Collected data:
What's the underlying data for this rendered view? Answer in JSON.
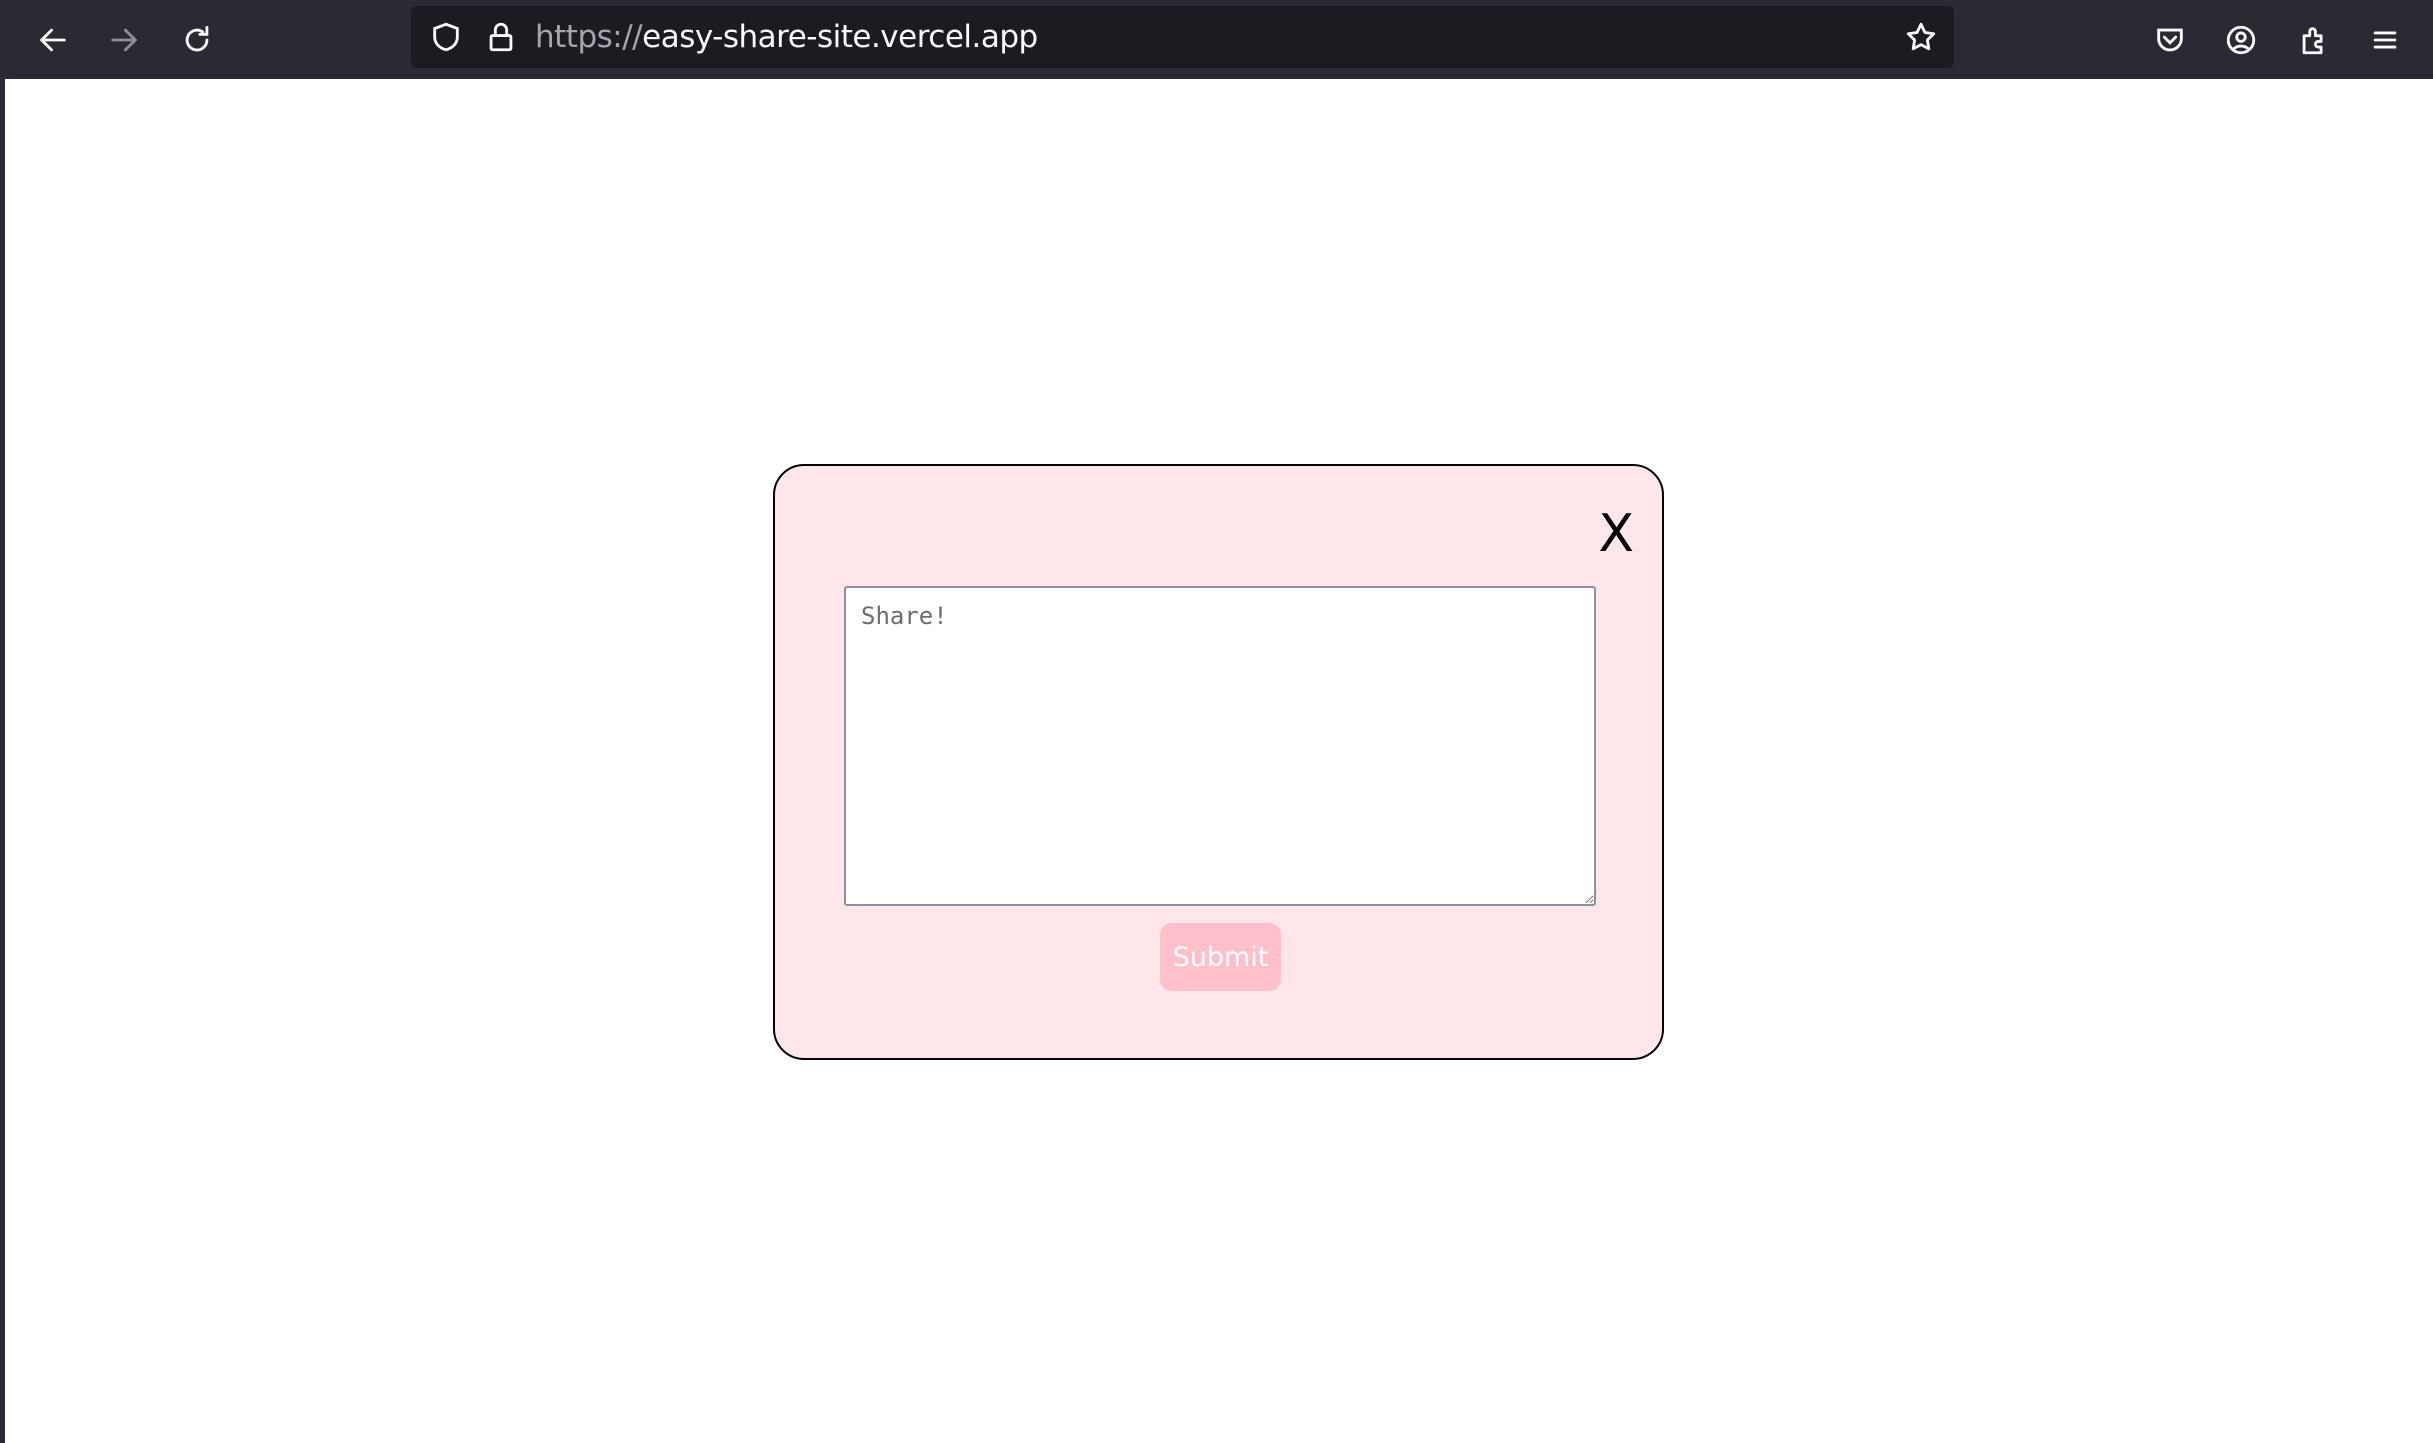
{
  "browser": {
    "url_scheme": "https://",
    "url_host": "easy-share-site.vercel.app",
    "icons": [
      "back-icon",
      "forward-icon",
      "reload-icon",
      "shield-icon",
      "lock-icon",
      "star-icon",
      "pocket-icon",
      "account-icon",
      "extensions-icon",
      "menu-icon"
    ]
  },
  "modal": {
    "close_label": "X",
    "textarea_placeholder": "Share!",
    "textarea_value": "",
    "submit_label": "Submit",
    "background_color": "#ffe6ea",
    "submit_color": "#ffc0cb"
  }
}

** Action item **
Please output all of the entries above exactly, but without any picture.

** Response to the task **
What's the underlying data for this rendered view? Answer in JSON.
{
  "browser": {
    "url_scheme": "https://",
    "url_host": "easy-share-site.vercel.app",
    "icons": [
      "back-icon",
      "forward-icon",
      "reload-icon",
      "shield-icon",
      "lock-icon",
      "star-icon",
      "pocket-icon",
      "account-icon",
      "extensions-icon",
      "menu-icon"
    ]
  },
  "modal": {
    "close_label": "X",
    "textarea_placeholder": "Share!",
    "textarea_value": "",
    "submit_label": "Submit",
    "background_color": "#ffe6ea",
    "submit_color": "#ffc0cb"
  }
}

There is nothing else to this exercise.